◆ **WHAT TO PRODUCE**
Read the records below and report each line in which "Show" occurs.

Extracted data entries:
==================================================

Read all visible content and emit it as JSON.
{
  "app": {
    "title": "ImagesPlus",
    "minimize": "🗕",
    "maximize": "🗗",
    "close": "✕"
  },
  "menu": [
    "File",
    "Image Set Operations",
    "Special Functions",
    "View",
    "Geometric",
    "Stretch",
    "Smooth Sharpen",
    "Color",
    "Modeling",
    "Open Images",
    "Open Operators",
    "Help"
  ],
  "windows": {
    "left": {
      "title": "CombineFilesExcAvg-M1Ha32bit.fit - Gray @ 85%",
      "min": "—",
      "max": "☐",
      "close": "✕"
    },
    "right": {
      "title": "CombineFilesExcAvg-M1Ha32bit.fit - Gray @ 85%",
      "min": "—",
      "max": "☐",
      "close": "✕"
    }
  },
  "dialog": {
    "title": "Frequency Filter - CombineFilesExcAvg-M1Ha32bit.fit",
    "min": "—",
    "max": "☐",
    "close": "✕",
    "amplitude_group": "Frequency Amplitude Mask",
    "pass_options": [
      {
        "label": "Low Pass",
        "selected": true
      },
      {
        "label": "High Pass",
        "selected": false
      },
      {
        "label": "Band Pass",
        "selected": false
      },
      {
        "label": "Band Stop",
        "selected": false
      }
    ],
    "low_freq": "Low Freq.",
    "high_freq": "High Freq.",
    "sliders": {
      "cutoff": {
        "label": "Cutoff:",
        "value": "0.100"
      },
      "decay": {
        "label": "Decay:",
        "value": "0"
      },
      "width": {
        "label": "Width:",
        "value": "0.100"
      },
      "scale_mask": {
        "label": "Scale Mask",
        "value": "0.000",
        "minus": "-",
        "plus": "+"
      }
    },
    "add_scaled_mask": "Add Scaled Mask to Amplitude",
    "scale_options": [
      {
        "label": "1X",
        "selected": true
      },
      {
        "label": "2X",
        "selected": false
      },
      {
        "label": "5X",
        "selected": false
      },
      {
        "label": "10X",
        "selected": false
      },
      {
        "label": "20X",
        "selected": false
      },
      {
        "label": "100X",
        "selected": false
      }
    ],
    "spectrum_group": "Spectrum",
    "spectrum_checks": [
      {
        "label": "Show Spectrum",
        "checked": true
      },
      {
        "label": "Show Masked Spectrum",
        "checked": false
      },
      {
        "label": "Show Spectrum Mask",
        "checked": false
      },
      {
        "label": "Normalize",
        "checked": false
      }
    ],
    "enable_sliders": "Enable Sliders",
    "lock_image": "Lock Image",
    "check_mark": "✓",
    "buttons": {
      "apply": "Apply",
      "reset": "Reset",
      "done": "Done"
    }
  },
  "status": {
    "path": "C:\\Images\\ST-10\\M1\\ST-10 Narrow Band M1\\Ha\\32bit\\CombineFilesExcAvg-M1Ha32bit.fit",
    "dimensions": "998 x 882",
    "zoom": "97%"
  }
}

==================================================

◆ **WRITTEN RESPONSE**
        "label": "Show Spectrum",
        "label": "Show Masked Spectrum",
        "label": "Show Spectrum Mask",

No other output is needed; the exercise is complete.